▶ [ASSIGNMENT]: Copy each line of the listing where the word "name" can be found.

▶ [SUPPLIED MATERIAL]:
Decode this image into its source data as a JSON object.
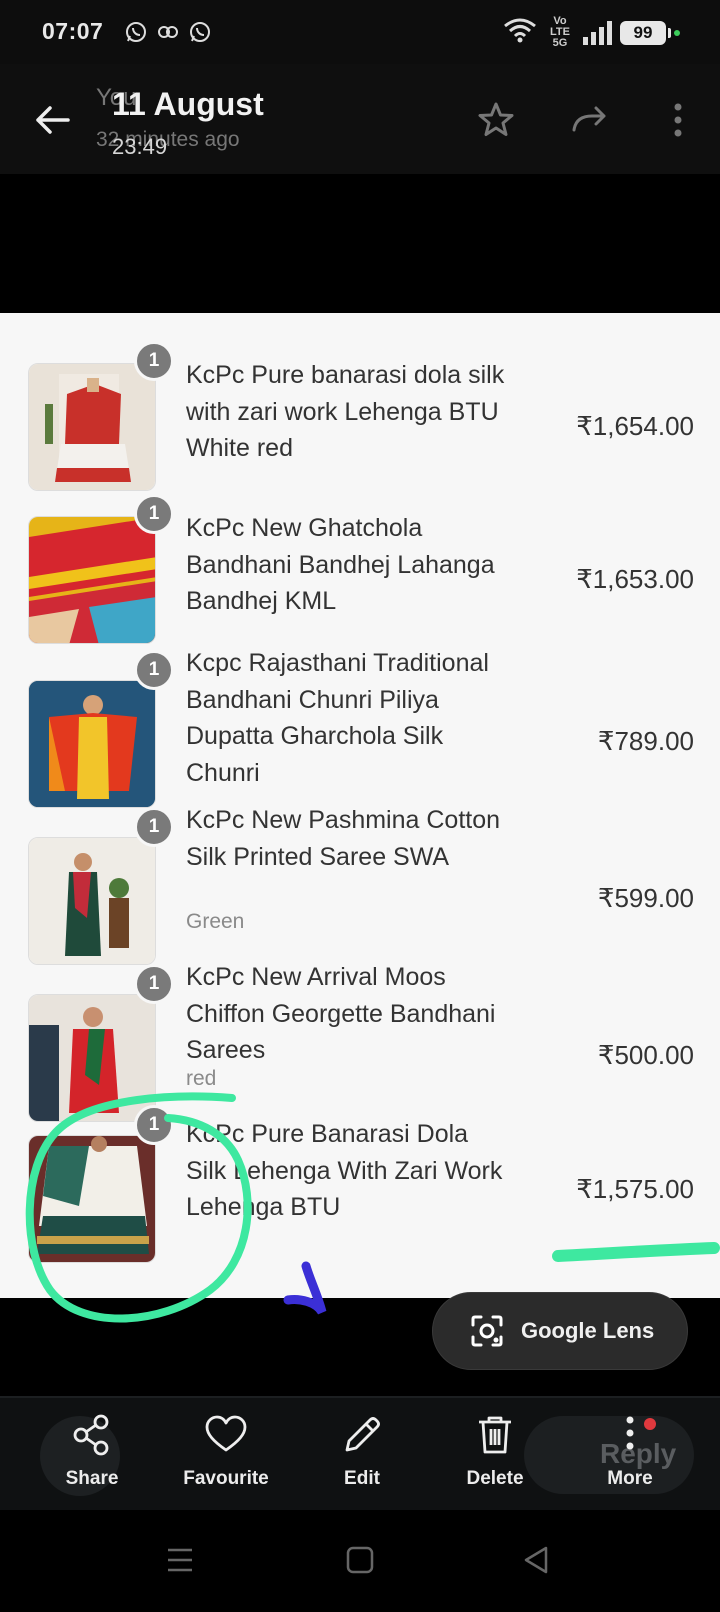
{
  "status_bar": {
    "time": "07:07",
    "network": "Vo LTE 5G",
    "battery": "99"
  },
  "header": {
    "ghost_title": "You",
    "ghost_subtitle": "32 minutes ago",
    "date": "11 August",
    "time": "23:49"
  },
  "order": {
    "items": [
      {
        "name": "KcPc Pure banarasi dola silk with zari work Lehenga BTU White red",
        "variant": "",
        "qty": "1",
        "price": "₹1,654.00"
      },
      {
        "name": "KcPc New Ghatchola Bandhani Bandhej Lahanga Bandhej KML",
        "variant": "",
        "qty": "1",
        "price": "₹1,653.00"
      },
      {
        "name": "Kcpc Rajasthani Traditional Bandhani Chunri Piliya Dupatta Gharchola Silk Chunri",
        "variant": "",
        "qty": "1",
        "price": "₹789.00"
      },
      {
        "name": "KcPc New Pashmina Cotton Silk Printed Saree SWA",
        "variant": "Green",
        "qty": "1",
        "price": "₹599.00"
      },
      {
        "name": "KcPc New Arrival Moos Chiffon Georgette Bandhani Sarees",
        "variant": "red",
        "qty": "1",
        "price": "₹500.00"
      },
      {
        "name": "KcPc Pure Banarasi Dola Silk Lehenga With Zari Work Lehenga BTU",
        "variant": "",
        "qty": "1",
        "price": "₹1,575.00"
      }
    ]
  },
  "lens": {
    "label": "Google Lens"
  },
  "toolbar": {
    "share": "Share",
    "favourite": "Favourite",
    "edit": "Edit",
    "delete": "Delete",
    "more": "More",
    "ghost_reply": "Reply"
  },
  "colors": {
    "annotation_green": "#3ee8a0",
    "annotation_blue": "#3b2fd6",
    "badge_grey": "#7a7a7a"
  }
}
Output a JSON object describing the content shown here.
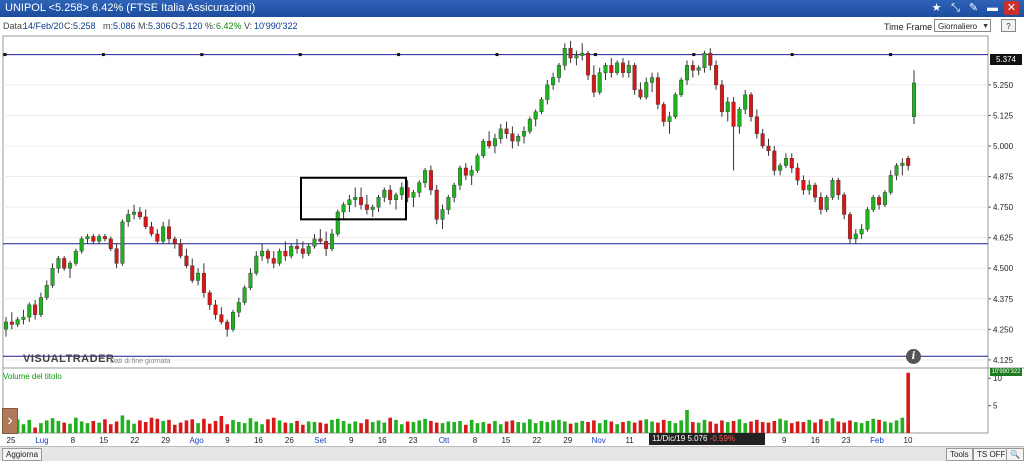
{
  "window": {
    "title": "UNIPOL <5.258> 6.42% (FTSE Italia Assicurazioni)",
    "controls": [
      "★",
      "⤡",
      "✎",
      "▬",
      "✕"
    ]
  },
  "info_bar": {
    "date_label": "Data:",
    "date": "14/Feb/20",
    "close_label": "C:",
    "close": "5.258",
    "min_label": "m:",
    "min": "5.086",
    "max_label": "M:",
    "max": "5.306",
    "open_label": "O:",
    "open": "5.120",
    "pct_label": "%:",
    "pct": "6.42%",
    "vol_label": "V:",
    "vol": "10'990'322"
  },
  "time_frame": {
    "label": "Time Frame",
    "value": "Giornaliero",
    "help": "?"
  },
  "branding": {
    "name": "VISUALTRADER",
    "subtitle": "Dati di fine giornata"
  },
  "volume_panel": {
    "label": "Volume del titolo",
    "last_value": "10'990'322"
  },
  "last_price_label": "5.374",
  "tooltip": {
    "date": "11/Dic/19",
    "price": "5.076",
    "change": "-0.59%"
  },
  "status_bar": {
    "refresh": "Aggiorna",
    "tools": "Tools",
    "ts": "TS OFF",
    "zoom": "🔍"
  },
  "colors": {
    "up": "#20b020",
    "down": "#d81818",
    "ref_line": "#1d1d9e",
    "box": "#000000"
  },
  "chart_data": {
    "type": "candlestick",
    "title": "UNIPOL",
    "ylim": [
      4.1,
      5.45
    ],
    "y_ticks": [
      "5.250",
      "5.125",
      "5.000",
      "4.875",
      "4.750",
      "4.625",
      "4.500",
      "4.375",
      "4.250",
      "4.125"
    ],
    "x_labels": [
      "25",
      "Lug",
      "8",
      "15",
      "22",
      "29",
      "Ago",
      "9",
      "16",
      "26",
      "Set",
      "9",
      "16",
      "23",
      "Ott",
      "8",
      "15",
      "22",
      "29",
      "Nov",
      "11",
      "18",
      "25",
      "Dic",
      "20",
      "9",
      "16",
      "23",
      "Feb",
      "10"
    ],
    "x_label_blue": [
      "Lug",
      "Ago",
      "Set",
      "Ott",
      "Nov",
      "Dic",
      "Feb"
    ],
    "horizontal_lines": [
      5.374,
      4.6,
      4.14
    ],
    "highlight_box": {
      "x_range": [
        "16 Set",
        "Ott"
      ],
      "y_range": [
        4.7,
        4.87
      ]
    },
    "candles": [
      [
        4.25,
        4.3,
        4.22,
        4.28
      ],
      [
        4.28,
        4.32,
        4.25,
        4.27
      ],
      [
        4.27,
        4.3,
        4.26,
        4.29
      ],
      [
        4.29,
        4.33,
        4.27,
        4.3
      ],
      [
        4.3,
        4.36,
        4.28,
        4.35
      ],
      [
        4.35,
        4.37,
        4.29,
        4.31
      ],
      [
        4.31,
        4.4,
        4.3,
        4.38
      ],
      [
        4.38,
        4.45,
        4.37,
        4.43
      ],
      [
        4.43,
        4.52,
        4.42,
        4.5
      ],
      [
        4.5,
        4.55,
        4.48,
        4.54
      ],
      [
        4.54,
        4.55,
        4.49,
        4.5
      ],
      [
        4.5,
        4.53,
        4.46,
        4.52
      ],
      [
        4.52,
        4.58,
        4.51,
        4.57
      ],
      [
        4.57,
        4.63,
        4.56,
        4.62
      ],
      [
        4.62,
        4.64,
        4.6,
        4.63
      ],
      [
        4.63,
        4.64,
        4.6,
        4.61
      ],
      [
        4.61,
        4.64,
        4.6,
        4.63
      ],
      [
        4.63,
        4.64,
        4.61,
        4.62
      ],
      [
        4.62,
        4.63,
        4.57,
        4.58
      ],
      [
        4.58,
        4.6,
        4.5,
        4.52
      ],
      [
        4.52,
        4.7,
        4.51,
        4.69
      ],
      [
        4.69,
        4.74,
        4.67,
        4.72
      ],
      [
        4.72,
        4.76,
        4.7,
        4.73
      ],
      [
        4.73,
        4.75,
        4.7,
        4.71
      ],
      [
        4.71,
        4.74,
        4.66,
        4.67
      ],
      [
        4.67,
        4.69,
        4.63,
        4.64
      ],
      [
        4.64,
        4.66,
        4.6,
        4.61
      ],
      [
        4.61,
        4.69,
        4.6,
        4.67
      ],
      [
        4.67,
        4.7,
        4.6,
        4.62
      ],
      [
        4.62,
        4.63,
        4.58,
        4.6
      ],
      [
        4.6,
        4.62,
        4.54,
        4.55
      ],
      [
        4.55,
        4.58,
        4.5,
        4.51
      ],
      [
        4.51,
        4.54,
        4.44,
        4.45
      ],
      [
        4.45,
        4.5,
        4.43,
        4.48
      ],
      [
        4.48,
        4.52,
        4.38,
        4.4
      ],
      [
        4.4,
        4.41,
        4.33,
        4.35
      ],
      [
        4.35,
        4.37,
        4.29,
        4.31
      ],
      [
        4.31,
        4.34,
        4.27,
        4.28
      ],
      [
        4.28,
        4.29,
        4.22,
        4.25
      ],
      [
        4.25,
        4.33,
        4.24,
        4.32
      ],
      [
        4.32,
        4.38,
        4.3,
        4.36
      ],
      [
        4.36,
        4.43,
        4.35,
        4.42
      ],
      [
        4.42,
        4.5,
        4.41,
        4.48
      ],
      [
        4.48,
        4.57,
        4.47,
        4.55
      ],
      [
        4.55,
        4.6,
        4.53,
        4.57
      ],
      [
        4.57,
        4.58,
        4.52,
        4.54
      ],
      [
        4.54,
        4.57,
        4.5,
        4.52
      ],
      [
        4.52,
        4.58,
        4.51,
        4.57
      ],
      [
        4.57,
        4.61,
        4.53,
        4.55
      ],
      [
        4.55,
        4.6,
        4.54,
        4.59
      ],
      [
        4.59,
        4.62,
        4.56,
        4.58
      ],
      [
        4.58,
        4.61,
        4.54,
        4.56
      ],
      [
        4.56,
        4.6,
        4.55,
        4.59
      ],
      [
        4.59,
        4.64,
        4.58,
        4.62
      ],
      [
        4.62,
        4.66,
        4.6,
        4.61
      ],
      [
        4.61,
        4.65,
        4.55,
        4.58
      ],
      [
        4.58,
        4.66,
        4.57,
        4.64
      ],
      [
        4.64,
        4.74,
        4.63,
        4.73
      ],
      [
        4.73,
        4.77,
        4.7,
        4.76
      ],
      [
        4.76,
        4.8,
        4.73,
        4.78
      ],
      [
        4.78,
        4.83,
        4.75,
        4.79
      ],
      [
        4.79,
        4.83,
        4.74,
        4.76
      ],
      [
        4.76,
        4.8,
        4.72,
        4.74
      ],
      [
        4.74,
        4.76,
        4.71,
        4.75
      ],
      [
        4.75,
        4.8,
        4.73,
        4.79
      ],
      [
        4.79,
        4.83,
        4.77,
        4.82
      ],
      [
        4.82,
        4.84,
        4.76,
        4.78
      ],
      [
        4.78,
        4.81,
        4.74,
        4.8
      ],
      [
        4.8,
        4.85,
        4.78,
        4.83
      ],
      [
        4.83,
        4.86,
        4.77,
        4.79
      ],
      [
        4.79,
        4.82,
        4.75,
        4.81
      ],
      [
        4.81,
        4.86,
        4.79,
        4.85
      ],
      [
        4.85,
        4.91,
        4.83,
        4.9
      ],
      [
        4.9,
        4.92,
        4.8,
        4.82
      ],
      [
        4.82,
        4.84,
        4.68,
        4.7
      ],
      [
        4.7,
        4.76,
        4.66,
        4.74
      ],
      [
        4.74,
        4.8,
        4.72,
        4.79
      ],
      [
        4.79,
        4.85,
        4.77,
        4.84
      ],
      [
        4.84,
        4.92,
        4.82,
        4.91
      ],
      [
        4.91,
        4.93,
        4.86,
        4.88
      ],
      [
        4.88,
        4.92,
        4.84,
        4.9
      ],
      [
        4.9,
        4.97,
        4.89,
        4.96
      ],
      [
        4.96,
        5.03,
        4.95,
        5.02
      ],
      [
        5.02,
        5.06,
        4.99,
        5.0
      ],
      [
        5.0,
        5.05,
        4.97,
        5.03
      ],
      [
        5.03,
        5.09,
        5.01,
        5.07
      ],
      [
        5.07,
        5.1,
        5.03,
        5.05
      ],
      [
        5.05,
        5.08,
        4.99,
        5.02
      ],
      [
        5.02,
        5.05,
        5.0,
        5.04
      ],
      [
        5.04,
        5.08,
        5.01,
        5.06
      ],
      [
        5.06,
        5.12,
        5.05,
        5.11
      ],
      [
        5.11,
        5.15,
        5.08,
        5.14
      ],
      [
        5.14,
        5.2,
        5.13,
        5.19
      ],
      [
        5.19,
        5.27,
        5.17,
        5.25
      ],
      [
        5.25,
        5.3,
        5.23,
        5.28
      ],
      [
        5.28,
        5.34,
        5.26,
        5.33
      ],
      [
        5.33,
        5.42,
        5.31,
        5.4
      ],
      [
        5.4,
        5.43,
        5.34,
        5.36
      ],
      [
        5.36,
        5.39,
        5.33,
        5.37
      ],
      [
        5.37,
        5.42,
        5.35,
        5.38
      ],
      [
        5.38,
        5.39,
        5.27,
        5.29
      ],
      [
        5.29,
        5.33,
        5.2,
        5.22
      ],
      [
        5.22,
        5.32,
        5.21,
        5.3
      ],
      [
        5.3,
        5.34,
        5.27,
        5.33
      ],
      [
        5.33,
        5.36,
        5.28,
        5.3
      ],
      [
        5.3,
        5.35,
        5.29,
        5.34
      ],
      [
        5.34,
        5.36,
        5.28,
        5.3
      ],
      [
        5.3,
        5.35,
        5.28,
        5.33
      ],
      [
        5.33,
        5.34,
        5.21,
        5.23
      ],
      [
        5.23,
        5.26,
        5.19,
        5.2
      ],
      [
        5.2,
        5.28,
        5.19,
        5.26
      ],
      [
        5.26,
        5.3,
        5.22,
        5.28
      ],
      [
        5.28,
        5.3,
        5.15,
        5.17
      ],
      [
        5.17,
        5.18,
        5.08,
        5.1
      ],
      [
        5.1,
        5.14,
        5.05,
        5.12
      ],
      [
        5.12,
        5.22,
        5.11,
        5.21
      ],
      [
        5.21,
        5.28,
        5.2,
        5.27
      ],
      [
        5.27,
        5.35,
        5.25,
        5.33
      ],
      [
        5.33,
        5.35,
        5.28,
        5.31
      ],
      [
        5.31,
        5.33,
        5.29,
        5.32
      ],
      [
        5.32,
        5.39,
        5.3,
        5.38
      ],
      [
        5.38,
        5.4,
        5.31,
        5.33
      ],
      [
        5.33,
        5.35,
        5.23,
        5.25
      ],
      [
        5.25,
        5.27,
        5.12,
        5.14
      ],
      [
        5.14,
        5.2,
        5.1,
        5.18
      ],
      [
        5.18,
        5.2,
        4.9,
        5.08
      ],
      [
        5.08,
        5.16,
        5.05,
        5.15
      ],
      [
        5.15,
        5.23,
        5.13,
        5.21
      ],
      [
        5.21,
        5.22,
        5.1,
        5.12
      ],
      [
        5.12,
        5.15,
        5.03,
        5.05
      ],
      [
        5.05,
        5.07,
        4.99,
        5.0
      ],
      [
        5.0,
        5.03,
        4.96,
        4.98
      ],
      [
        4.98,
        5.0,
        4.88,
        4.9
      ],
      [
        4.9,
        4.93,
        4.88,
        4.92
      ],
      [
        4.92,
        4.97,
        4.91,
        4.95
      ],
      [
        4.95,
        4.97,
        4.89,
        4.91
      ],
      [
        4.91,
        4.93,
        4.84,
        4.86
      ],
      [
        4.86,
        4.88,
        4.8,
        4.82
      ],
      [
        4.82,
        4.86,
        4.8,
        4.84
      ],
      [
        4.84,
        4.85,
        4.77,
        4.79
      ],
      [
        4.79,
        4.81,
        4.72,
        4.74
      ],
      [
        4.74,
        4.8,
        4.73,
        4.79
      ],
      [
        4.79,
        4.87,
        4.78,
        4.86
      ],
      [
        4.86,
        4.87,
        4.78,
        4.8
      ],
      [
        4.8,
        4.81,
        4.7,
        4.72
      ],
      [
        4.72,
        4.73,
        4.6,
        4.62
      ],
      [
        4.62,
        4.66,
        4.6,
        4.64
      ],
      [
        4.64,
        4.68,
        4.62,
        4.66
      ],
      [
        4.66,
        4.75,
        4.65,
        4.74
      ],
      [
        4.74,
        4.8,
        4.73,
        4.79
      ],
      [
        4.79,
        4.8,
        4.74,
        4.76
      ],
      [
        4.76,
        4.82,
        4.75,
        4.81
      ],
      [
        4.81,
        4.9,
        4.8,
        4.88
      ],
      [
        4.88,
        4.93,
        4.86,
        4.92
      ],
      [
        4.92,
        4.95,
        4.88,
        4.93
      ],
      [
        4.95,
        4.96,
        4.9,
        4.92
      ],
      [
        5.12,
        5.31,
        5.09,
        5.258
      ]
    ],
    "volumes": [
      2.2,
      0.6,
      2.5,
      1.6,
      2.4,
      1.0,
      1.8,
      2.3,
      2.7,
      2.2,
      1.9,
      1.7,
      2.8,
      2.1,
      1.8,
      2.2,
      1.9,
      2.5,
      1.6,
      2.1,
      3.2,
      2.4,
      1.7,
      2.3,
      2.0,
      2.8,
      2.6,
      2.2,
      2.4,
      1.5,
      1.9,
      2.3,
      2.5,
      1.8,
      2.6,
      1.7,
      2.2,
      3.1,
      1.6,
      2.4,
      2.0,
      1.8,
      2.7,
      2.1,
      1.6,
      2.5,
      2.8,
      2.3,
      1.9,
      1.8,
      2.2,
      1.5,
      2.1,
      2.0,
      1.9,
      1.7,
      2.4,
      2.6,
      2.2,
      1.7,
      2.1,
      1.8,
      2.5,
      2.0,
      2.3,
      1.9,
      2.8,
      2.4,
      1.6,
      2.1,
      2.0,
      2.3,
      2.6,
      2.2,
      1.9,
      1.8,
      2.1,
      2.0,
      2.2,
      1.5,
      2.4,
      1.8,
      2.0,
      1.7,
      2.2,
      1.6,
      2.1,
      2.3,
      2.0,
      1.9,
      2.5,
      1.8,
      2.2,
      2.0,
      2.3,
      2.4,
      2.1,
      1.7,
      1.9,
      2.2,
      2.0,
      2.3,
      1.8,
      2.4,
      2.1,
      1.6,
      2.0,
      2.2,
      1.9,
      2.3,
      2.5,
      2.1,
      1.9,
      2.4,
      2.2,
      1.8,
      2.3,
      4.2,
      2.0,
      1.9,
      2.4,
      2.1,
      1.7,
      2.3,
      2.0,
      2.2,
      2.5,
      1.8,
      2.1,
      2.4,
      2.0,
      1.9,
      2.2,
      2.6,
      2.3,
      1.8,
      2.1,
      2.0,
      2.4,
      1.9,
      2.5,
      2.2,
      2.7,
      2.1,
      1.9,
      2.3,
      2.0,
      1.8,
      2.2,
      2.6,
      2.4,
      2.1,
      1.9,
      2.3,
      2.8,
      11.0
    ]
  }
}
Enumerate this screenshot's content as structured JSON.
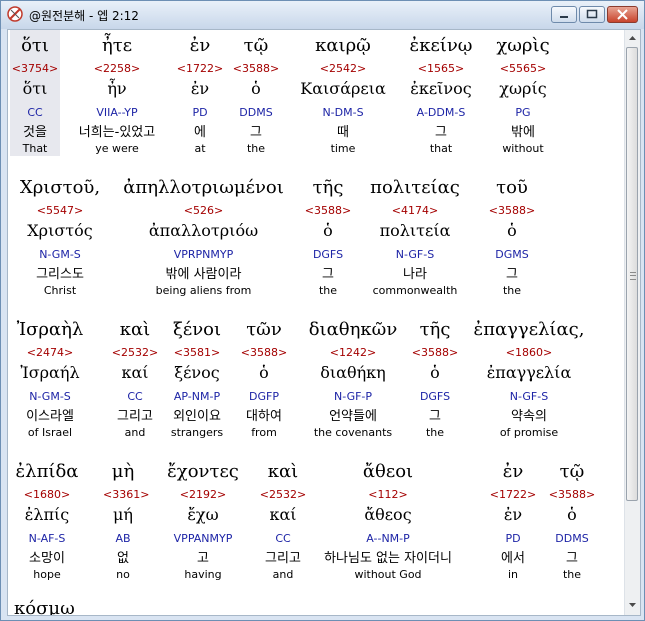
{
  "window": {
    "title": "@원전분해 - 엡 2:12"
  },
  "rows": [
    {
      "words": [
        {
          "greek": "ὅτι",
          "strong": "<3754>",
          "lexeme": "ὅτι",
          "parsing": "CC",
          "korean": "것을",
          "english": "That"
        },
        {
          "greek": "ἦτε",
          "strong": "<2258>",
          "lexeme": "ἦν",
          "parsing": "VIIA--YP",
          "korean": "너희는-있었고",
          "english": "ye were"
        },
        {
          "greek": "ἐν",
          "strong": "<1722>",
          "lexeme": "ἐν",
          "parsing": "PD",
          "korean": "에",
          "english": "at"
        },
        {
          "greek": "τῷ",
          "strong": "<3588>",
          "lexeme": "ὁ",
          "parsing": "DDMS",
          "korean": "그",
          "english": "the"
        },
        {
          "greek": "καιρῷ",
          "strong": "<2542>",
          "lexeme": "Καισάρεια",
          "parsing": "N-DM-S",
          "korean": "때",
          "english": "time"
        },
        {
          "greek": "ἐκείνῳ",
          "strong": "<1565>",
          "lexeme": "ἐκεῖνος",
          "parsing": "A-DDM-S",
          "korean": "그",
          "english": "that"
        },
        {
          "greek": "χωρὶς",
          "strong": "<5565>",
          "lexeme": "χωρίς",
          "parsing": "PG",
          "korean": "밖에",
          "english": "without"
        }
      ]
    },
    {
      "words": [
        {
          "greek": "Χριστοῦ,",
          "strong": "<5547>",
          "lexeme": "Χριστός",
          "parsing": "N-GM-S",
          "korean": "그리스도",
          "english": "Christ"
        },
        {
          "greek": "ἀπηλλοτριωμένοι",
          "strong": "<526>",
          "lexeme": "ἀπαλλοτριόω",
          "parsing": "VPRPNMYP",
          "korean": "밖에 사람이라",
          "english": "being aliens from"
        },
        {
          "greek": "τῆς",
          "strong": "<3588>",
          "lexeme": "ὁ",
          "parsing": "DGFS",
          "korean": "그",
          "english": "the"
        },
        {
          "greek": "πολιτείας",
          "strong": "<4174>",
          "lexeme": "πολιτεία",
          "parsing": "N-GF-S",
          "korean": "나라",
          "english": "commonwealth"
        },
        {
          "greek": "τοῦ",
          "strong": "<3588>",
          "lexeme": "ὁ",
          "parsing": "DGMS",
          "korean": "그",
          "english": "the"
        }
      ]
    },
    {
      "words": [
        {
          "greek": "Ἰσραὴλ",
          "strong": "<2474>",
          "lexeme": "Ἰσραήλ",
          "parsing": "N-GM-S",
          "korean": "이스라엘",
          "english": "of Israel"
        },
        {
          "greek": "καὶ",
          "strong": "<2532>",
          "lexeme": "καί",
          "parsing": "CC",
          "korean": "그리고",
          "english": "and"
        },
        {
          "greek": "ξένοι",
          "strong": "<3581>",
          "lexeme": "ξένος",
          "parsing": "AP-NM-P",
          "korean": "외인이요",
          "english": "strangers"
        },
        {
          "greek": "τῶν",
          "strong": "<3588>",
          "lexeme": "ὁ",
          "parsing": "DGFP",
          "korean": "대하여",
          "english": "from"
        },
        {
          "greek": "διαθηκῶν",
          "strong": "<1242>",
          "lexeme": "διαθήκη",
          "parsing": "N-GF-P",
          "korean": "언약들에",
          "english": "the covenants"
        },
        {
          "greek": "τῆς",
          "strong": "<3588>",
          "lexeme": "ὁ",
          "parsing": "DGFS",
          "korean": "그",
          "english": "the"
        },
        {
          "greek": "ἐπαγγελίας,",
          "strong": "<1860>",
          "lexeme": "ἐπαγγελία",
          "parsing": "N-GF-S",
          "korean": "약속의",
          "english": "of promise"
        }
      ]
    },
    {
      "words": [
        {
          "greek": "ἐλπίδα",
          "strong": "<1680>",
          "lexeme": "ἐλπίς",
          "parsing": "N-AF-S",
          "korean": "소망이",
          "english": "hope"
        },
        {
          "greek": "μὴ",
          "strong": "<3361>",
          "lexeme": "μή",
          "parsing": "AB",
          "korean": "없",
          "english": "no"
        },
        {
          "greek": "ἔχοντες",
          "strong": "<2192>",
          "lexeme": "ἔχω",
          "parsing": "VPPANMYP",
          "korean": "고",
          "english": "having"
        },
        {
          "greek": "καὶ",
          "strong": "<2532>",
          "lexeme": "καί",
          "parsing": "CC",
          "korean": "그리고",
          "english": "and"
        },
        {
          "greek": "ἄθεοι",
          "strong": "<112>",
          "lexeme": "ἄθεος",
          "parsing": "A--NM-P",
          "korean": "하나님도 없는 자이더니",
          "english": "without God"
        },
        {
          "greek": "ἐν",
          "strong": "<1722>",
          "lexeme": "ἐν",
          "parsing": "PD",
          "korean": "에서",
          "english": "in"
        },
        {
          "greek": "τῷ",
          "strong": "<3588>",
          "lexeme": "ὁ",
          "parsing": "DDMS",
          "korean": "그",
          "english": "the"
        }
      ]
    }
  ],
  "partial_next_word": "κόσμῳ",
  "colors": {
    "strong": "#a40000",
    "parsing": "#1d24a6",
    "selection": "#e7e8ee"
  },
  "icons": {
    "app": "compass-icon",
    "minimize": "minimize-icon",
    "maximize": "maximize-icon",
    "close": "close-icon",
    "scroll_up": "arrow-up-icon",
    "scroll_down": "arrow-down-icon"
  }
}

▶ [TASK RESULT]:
        "name": "KcPc Pure banarasi dola silk with zari work Lehenga BTU White red",
        "name": "KcPc New Ghatchola Bandhani Bandhej Lahanga Bandhej KML",
        "name": "Kcpc Rajasthani Traditional Bandhani Chunri Piliya Dupatta Gharchola Silk Chunri",
        "name": "KcPc New Pashmina Cotton Silk Printed Saree SWA",
        "name": "KcPc New Arrival Moos Chiffon Georgette Bandhani Sarees",
        "name": "KcPc Pure Banarasi Dola Silk Lehenga With Zari Work Lehenga BTU",
    "name": "VISUALTRADER",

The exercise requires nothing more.